Page and application data records
------------------------
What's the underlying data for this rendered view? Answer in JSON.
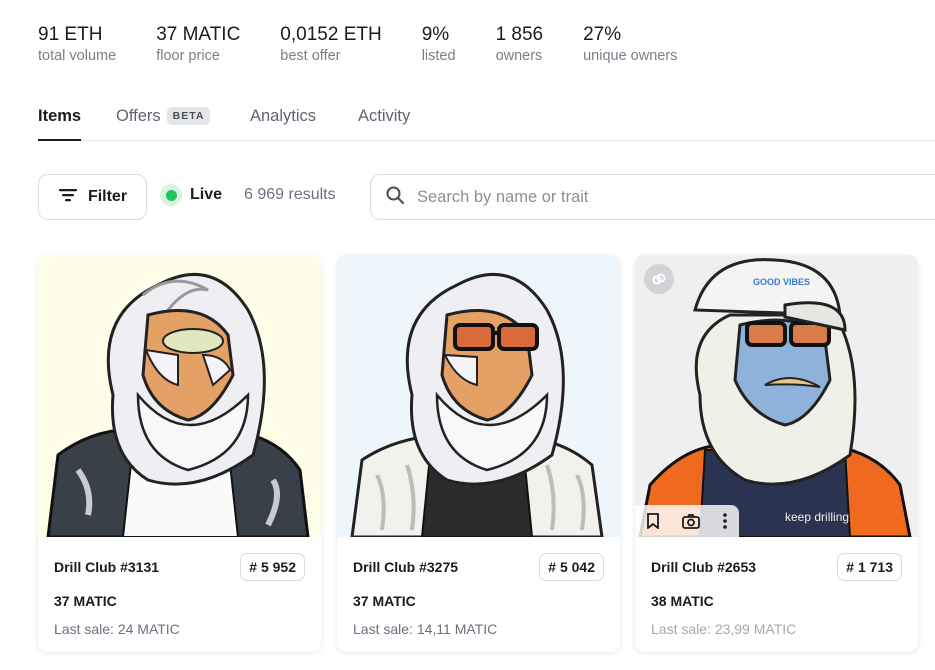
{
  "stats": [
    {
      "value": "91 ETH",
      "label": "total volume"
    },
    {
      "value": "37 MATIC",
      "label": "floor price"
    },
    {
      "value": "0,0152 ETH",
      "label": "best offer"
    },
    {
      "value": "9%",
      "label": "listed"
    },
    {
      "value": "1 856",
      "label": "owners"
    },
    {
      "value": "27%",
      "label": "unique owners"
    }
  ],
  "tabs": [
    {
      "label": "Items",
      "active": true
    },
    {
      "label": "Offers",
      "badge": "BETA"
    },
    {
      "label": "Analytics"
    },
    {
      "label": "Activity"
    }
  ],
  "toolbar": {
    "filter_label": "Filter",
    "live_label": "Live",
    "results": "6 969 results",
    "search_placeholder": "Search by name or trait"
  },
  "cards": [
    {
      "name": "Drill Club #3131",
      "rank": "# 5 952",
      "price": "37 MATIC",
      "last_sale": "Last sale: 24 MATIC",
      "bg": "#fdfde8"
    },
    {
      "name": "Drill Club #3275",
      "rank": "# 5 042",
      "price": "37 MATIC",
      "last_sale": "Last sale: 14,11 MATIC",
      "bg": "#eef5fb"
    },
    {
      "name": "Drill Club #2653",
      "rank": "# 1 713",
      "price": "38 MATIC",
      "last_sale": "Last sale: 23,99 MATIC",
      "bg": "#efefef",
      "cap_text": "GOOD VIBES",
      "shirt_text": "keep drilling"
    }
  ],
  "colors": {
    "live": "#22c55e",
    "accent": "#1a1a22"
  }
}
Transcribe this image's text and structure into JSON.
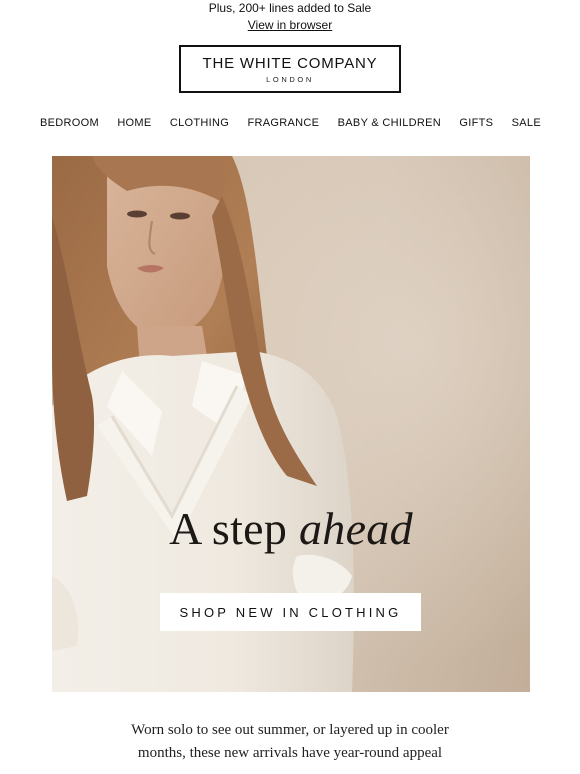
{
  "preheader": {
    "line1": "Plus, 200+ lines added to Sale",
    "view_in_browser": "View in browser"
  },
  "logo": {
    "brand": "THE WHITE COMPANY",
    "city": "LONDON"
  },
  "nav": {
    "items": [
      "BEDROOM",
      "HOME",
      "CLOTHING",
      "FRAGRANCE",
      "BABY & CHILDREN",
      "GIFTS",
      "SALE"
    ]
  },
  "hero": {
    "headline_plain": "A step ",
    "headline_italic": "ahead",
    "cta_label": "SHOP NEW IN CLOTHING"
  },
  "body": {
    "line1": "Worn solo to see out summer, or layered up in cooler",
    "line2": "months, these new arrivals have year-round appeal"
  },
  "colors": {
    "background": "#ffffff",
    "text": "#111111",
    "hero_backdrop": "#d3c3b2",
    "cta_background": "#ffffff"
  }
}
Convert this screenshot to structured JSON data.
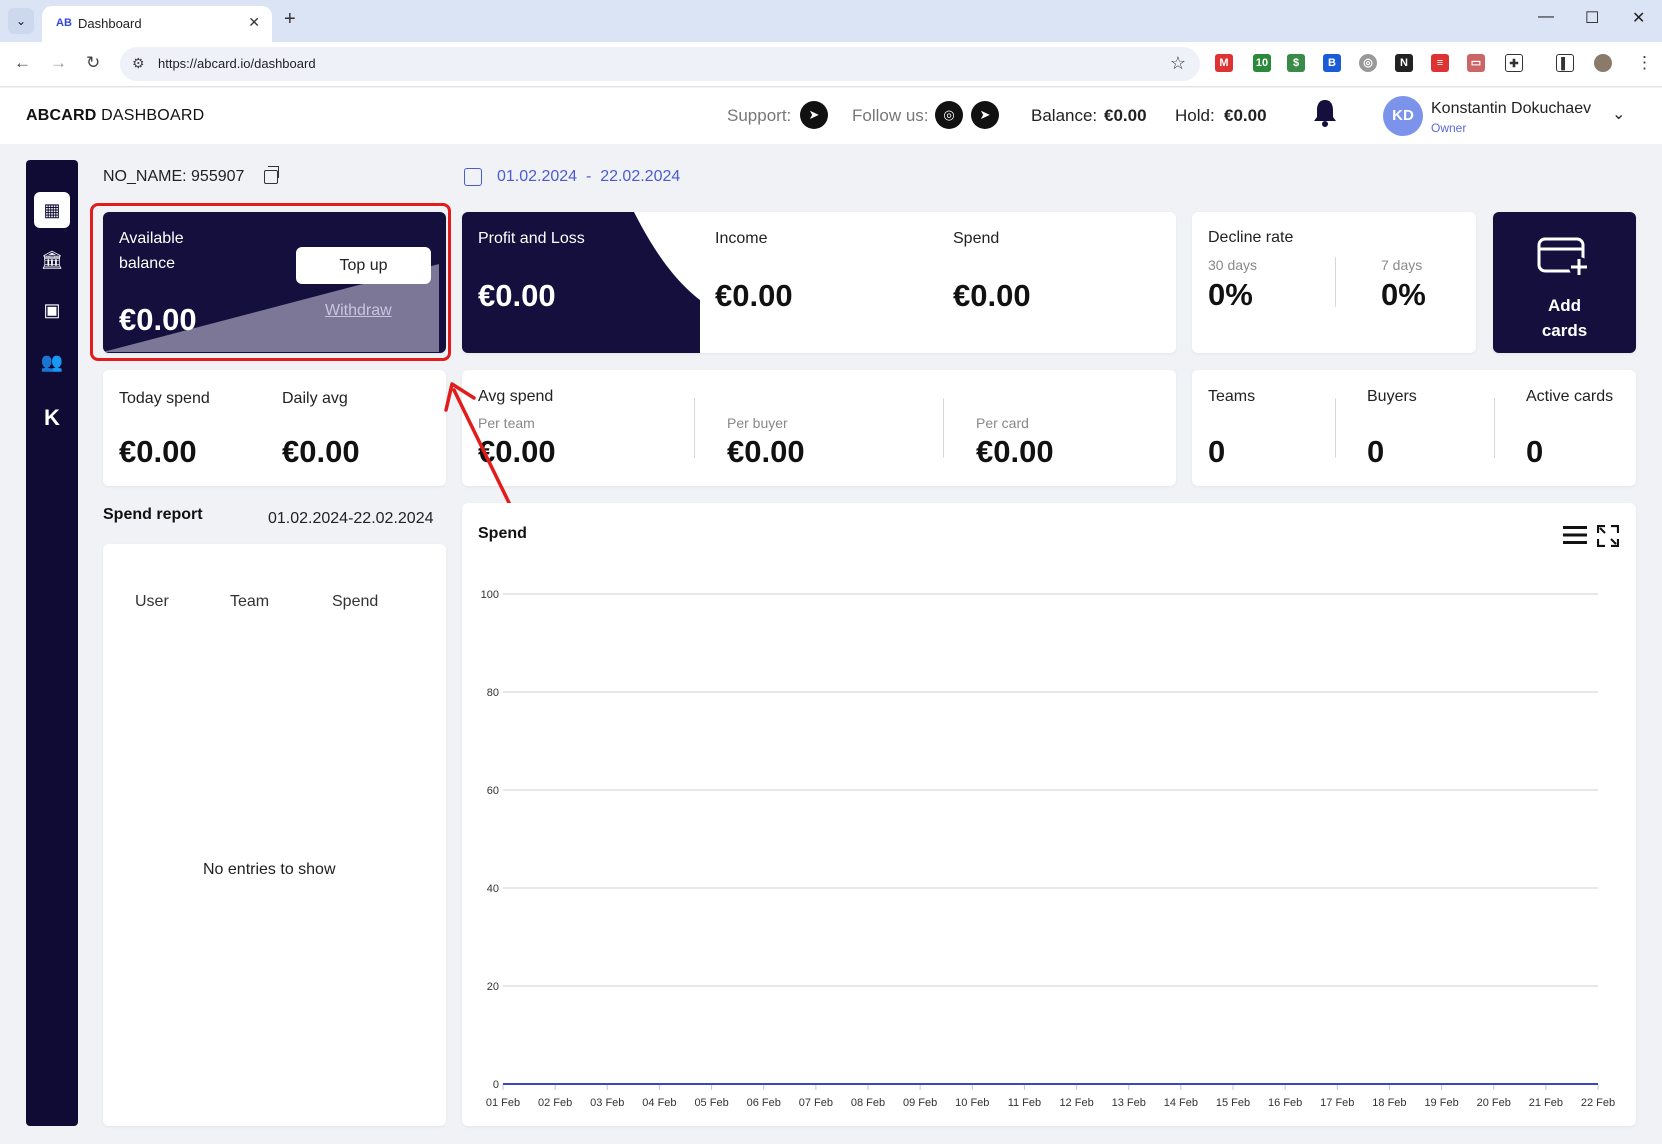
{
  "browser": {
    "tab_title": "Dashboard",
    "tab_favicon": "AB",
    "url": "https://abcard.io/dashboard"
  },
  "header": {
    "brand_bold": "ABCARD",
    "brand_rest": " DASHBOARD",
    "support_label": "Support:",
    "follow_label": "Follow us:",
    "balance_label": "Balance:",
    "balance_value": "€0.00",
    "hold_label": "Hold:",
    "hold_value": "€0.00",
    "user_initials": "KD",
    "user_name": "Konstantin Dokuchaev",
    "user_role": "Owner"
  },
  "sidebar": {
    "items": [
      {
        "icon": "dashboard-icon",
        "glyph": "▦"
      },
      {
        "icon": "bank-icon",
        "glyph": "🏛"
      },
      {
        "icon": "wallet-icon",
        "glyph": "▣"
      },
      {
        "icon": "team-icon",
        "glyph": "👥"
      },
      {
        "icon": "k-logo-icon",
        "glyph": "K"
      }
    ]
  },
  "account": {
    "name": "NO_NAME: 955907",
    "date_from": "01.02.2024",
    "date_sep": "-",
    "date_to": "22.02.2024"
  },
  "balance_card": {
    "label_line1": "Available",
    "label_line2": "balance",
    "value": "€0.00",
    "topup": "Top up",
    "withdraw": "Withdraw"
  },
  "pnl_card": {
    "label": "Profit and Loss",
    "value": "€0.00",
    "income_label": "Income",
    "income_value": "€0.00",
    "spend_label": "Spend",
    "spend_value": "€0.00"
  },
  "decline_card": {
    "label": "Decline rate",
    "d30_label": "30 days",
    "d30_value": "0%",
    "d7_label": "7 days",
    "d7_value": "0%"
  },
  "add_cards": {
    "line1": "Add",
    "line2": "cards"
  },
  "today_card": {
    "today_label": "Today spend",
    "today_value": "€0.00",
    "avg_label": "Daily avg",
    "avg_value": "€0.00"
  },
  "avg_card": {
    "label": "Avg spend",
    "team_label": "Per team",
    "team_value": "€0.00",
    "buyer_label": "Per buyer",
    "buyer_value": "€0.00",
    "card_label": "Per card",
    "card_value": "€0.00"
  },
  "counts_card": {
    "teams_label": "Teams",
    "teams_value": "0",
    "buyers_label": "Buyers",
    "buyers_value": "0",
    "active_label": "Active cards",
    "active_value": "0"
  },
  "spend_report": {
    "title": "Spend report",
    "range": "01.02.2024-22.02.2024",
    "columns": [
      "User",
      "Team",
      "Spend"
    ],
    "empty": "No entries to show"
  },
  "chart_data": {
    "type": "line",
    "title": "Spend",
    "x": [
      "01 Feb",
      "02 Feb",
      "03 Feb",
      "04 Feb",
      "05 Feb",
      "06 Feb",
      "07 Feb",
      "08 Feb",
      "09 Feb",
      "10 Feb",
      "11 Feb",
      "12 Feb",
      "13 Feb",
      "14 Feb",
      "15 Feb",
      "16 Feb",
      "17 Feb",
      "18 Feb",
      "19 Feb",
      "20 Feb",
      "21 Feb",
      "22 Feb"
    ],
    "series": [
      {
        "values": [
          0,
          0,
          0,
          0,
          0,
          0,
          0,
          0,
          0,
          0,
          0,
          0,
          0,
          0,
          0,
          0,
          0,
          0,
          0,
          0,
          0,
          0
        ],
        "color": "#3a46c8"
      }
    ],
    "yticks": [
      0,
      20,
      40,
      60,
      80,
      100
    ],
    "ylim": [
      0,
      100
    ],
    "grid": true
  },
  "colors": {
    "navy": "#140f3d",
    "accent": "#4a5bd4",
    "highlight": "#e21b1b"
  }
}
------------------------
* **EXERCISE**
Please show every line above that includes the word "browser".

* **RESPONSE TO THIS EXERCISE**
    "view_in_browser": "View in browser"
  "browser": {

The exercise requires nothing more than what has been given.